So, I kind of like the ambika voice-structure, but I want to try making my own. I know this would require a lot of work. I see some py-scripts around the repo. Is there some way to simplify making a new patch-architecture that I can make use of?
The answer is almost surely “no”.
May I know which changes you’d like to do? And which python scripts are you referring to by the way?
Sometimes things are laid out in a format for a particular reason [tm].
They may look ugly or not very uniform when reading it but make sense for performance reasons.
Intel for example took the ugly mess that is x86 and made the lovely clean Itanium, but was it as good? nope
I was referring to these:
the resource generation seem like it could save me a couple of hours
I want to build and architecture centered around osc1 being a modulator for osc2 and having a lot of features in o2, such as wavetable-interpolation and not so many in osc1. Kind of like a buchla-esque thing. Also, I want to have some features where osc3 is used to crossfade between o1 and o2 and other such things. Crazier sounds in general. Perhaps I will try to add these features to the existing voice structure somehow, add more operators etc.
Hmm, don’t want to offend you but if you think such changes can be done by modifying some python scripts (which btw. get generated automatically from your C++ code!), you should not even think about starting to work on it.
Sorry, but you would have to rewrite huge parts of the OS to implement your changes.
Of course this is possible (to a certain extent as there are still a few hardware limitations) but looking at your python note I’m in doubt that you will be able to start working on it.
As I said: don’t want to offend you. Just wanted to make you aware of a certain complexity here.
The “resource” python scripts generate all the lookup table data - things like envelope rates and shapes, LFO waveforms, band-limited oscillator data… It also creates a big blob with all the strings used in the user interface.
You’ll have to eventually use this at some point, but this is certainly not where to begin…
Step 1 would be to understand the existing codebase. Get familiar with all the things involved in the life of a parameter (where is it stored, how does it get displayed in the UI, how does MIDI mapping work for it, how does it get transmitted to the voicecard, how it is used in the voicecard). Befriend the ParameterManager.
Step 2 would be strip all the things you don’t need.
Step 3 would be to modify the patch data structure and the UI to suit your needs.
Step 4 would be to rework the voicecard code.
It’s tough and almost as complicated as writing a new synth from scratch.
In fact writing an new Firmware from scratch looks easier……
Personally I’d start on Shruthi-1 first, simpler architecture.
I know that only the “strings” py-file will be generated but did not want to go into that details
@Veqtor: It’s like Olivier said: similiar to write a new synth from scratch.
My advice: get familiar with what you already got and make good use of it. If you definitely want to start changing the code, start with small things like implementing a new waveform, modify the speed range of an lfo, extend the modmatrix etc. Even this will need a good portion of your time.
Oh right, that guy is my project manager at work.
pichenettes Thanks for the information!
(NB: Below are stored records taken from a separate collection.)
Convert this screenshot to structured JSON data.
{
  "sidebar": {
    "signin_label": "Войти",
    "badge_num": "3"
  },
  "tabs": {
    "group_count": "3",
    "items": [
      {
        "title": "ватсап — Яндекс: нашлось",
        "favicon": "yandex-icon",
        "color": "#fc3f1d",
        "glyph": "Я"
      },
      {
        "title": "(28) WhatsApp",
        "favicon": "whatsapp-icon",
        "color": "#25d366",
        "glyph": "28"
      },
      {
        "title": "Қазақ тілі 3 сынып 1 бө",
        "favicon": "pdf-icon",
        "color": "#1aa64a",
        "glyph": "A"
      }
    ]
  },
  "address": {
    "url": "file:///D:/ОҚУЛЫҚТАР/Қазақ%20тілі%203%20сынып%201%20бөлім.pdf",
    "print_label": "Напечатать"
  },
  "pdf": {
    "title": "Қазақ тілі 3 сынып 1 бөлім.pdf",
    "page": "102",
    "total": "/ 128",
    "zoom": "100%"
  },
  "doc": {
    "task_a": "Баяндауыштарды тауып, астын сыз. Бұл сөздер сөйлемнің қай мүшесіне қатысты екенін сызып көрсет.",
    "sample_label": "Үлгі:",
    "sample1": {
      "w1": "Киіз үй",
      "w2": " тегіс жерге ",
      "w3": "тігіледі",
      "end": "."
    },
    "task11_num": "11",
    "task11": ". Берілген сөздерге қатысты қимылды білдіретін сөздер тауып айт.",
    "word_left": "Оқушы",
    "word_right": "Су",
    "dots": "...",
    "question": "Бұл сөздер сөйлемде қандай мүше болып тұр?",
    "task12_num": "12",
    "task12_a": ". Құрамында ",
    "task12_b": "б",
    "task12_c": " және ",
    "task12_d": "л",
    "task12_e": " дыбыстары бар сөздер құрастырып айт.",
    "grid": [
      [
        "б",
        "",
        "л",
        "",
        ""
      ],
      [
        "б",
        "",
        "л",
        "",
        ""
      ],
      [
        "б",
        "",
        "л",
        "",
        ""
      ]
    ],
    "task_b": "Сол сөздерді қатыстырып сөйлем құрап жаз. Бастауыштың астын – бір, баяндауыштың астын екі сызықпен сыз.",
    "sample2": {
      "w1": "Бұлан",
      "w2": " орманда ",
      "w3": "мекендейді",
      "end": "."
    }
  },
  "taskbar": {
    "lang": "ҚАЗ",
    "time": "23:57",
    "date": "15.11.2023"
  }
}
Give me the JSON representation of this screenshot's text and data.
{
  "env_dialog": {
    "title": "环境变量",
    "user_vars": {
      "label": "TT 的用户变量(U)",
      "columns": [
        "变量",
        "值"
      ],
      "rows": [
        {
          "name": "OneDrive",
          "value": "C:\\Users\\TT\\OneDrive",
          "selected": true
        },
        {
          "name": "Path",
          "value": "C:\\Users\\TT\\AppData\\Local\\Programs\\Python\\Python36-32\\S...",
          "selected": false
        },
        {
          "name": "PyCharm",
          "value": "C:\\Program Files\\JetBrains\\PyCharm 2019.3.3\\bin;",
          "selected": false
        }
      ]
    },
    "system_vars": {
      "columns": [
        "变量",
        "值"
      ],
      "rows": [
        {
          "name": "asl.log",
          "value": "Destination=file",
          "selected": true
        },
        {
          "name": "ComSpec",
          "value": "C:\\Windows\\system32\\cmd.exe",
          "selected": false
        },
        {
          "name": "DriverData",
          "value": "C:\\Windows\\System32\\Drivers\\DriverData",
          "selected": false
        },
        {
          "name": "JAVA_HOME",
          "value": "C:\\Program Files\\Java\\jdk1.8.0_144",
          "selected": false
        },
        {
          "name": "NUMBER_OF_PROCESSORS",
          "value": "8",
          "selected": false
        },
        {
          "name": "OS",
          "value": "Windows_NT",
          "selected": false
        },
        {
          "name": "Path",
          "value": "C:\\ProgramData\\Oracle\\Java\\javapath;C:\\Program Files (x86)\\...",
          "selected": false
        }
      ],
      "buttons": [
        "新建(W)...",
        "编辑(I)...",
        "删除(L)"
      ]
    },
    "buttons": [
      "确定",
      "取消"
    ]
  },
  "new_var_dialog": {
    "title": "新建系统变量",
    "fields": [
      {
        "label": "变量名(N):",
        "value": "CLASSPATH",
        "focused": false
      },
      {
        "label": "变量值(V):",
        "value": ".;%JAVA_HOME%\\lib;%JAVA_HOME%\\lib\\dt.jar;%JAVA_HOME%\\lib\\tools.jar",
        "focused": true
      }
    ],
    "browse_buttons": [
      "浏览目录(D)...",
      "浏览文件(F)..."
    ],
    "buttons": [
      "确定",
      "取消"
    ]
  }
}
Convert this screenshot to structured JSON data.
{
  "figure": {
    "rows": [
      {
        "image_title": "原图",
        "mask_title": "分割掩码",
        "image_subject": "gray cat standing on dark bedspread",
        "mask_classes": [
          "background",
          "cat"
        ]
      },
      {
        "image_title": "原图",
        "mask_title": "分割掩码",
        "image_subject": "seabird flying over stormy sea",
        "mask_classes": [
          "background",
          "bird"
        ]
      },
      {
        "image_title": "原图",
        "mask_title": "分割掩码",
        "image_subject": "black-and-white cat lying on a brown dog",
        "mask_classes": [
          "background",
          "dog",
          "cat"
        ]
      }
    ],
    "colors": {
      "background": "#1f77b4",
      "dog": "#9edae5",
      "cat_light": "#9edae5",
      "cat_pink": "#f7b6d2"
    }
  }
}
It's roughly what I expected. I know it's a lot of work. But still, with the great stuff that's already there it still saves me a lot of work. I had been toying with the idea of developing something roughly similar to ambika but given that so much is already in place, the hardware is there etc, I feel like it would be much faster to base it upon your code.Mr_Roboto
don’t worry, I have a lot of experience writing synths!
check this out: https://play.google.com/store/apps/details?id=com.yellofier
Yes, it’s a PITA making a synth work well on android. doing something like this is leisure, especially with all the boring parts, midi, storage, ui, etc already implemented.
If this can bring comfort to your soul, at least you’ll get a very predictable 1ms latency.